Managing the business of everyday life: The roles of space and place in ‘Mumpreneurship’.
June 30, 2013 Editor 0
Purpose – This paper develops gendered entrepreneurship theory through a focus on the roles of space and place in the daily lives and businesses of mothers who have configured business around the daily routines of family work.
Design/methodology/approach – Through a consideration of the accounts of twenty-nine ‘mumpreneurs’, and using a framework forwarded by Jarvis (2005) to understand the geographically embedded “infrastructure of everyday life”, this paper seeks to understand mumpreneurial decision-making, choice and constraint.Findings – Spatial factors, in their myriad forms, run through and affect mothers’ different levels of capability and constraint, and thus the (gender-role and entrepreneurial) ‘choices’ that individuals and families make. Placing families in the realities of specific, material locales helps to embed our understandings of these decision-making processes in real places. Originality/value – This discussion; a) advances new understanding about how space and place enable or constrain mumpreneurship (in particular) and entrepreneurship (more generally) and b) provides a lens through which to examine the structure/agency dualism in relation to gendered entrepreneurship.
Go to Source
- Mumpreneurship: a new concept for an old phenomenon?
- Stairways to heaven: Implementing social media in organizations
- Climate change intensifies night-time storms over Lake Victoria
- Can Africa’s tech start-up scene rise to the next level?
- Africa: iCreate Announces Regional Hub in Dubai
- REFLEXIVITY AND INNOVATION: CONFLICTING COUNTERPARTS?
Subscribe to our stories
- SL Crowd Green Solutions September 21, 2020
- Digital transformation in the banking sector: surveys exploration and analytics August 3, 2020
- Why Let Others Disrupt You? Take the Smart Self-Disruption Journey! August 3, 2020

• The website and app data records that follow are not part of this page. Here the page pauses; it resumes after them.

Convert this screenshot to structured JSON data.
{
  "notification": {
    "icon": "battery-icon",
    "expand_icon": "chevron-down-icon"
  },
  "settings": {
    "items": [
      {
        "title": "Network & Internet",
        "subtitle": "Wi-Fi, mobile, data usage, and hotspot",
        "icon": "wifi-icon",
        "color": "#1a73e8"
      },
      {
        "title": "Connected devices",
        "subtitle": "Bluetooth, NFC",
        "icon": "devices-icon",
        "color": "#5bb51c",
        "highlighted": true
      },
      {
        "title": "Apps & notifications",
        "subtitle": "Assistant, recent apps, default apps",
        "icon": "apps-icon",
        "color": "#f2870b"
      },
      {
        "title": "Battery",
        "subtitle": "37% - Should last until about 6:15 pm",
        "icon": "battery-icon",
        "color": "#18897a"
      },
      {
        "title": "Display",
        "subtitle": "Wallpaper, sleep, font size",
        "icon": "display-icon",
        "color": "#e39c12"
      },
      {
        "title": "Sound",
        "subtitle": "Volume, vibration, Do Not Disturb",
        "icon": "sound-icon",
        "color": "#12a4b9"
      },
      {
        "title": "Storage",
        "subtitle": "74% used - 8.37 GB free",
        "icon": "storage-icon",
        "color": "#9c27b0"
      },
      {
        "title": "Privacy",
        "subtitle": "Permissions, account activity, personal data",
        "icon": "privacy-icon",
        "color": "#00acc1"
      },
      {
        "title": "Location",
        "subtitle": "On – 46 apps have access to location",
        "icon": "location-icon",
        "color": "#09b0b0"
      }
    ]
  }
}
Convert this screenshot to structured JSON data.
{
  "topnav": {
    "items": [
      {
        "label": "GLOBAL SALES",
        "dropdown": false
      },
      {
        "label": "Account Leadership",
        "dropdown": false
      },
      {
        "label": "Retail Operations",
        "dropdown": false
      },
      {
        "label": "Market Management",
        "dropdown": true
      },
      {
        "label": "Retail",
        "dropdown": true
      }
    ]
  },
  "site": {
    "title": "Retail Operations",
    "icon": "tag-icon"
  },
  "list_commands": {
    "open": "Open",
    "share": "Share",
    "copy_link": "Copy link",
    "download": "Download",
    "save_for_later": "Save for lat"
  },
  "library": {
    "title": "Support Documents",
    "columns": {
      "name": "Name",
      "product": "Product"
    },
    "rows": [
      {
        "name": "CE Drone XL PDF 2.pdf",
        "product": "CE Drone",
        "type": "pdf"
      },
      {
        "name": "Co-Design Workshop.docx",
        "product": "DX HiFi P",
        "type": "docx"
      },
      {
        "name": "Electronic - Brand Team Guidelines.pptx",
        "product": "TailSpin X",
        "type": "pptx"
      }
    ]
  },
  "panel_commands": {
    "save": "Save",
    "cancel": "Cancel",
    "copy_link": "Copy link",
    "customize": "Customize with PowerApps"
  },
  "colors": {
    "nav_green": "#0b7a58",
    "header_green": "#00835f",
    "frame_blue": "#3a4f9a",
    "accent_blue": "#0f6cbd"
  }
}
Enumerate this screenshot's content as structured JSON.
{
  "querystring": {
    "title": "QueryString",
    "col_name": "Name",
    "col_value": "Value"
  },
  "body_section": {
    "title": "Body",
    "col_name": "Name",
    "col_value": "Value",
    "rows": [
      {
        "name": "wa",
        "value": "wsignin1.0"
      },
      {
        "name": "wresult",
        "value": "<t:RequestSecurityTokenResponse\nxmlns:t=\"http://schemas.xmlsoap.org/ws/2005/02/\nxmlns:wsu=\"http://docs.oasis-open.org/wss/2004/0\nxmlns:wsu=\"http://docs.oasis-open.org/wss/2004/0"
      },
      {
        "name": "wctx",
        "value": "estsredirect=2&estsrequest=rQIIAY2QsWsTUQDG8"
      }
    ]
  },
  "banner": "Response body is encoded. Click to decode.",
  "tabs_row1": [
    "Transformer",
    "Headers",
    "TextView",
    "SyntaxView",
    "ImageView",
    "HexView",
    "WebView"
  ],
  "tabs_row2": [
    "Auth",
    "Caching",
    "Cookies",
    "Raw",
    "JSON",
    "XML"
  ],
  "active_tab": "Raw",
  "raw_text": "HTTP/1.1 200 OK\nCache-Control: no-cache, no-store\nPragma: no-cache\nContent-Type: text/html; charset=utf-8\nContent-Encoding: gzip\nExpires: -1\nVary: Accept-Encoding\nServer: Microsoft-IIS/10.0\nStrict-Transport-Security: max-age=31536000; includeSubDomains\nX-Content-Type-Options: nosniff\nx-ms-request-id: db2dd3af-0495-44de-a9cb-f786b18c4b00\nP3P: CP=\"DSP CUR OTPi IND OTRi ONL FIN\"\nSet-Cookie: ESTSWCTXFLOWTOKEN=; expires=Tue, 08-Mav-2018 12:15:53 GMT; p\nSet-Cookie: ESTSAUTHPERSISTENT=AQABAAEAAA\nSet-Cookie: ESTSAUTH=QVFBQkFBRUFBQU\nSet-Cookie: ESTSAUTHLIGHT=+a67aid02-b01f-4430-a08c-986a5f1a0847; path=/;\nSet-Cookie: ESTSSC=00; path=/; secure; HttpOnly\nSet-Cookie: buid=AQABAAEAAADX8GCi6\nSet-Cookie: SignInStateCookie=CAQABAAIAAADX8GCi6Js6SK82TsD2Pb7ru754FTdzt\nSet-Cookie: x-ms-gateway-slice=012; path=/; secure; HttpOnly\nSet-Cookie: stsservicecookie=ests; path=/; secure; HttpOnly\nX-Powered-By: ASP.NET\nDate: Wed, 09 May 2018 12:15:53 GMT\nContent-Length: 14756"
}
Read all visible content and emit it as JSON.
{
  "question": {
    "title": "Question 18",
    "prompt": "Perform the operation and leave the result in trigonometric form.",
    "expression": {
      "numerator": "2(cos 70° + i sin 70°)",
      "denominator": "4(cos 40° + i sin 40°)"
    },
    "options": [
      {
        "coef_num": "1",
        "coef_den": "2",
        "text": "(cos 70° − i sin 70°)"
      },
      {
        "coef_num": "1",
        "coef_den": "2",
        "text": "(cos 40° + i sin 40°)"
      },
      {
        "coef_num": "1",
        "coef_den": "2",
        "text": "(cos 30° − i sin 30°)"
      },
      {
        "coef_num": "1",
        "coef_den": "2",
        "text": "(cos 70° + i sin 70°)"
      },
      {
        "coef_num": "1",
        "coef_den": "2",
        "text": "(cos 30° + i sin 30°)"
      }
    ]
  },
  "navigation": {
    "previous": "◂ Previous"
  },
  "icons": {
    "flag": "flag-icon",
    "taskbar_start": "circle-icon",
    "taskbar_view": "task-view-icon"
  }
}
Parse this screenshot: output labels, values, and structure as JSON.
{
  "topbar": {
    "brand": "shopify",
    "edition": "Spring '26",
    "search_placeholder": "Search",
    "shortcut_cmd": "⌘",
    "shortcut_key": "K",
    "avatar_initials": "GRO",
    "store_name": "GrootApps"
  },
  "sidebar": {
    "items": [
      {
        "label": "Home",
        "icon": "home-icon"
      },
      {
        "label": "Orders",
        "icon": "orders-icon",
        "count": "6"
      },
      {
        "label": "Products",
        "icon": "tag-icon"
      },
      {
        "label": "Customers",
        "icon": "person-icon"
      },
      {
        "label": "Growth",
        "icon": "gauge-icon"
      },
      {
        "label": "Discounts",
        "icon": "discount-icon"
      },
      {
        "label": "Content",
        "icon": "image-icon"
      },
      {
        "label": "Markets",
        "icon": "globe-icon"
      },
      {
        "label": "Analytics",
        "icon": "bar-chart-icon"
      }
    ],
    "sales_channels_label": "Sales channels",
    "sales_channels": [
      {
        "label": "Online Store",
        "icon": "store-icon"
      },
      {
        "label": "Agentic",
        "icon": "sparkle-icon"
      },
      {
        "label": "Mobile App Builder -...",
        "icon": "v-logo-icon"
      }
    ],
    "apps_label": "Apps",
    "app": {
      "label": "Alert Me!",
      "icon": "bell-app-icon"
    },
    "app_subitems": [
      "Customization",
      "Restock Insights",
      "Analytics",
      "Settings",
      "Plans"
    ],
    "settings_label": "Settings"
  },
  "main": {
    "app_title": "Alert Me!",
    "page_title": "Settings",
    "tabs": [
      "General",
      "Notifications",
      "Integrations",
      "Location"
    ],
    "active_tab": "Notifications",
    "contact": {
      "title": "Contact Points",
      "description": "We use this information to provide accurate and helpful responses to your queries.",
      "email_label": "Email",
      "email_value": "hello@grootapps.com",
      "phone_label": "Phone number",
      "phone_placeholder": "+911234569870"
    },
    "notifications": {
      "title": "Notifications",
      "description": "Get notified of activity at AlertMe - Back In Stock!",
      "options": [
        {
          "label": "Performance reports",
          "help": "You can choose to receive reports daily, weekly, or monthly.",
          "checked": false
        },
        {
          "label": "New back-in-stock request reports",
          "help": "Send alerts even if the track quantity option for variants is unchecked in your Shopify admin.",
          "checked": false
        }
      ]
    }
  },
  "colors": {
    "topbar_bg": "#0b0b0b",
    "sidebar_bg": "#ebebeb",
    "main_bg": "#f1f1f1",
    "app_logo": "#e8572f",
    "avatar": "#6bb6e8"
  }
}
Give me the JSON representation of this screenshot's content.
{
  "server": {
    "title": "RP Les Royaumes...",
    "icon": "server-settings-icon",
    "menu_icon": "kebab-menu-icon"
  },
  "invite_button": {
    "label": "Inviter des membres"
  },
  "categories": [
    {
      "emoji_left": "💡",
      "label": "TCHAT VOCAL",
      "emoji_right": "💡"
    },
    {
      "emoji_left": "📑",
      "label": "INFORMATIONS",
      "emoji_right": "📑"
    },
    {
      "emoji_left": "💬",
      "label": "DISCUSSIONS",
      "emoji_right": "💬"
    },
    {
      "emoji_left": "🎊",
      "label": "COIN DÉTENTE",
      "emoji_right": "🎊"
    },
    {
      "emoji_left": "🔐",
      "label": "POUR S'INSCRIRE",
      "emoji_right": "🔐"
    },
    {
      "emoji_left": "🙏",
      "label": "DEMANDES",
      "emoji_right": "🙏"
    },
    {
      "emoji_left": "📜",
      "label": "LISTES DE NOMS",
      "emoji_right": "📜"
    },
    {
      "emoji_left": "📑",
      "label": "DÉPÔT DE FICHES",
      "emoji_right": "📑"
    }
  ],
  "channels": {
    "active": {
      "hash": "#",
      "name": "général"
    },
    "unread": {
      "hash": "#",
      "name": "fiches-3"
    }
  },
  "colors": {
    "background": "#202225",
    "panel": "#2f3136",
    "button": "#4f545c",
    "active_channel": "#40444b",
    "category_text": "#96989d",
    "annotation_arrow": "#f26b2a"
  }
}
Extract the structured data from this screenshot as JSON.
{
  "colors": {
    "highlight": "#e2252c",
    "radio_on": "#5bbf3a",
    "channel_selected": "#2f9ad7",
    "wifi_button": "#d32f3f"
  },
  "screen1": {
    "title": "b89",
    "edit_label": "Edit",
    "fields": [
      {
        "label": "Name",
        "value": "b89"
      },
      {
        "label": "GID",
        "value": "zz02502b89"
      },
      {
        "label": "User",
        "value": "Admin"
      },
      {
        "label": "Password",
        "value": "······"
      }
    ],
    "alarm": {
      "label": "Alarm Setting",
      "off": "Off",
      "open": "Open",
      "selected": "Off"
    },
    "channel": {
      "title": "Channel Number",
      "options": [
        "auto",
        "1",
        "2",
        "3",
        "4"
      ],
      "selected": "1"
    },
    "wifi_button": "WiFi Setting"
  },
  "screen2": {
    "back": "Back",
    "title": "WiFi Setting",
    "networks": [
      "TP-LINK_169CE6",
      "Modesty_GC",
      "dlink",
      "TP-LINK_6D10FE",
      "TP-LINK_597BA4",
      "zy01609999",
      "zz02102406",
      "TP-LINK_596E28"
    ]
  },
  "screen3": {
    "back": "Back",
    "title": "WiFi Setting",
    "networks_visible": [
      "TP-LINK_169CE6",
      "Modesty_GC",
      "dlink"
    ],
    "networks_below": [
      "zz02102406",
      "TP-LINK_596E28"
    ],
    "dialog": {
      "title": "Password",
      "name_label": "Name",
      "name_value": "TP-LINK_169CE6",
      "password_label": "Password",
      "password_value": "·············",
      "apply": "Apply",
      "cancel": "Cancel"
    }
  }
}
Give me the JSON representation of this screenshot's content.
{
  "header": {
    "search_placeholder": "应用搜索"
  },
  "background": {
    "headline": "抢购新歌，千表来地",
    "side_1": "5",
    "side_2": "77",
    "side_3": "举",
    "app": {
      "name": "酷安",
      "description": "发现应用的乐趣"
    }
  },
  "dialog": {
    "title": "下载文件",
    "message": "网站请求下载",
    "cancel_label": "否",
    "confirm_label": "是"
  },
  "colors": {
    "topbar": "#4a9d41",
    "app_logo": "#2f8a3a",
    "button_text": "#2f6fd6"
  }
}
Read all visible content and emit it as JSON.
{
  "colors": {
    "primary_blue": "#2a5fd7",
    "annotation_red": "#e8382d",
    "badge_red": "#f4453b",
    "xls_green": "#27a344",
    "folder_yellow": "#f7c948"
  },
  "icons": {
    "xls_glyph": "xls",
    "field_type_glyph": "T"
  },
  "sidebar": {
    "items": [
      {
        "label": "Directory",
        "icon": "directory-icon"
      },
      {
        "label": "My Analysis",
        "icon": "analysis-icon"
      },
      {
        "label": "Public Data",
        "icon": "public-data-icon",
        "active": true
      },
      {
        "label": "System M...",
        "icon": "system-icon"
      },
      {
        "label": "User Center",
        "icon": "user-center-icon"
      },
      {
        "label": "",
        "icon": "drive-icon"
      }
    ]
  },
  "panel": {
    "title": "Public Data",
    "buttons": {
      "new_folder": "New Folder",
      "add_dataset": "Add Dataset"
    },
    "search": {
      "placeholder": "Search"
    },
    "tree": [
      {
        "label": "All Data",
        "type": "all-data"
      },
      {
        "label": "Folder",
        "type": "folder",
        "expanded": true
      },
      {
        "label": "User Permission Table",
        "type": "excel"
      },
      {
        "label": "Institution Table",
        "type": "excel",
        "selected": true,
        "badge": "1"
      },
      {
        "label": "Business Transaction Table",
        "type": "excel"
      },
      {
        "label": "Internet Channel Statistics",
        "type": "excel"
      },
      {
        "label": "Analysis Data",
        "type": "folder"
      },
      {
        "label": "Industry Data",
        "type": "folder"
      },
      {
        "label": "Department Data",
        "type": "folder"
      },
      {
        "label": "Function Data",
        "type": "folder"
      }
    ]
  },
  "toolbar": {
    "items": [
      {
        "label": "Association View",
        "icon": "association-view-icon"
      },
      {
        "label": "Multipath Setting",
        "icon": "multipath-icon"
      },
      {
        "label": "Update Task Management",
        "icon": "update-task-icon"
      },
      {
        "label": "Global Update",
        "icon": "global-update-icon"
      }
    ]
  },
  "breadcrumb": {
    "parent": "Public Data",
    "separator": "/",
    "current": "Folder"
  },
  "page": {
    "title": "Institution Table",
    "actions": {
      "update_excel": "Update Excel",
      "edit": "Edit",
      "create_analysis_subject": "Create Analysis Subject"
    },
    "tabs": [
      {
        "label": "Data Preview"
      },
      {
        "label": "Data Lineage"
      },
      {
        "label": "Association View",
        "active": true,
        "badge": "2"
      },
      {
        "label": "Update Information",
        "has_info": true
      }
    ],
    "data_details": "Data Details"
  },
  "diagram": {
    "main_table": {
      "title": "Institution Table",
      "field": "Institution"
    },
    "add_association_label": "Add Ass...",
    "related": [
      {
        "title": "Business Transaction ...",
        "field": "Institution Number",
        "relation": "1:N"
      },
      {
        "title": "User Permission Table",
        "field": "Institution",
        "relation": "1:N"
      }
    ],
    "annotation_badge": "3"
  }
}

- 5 Tips for Crowdfunding During the Pandemic August 3, 2020
- innovation + africa; +639 new citations August 3, 2020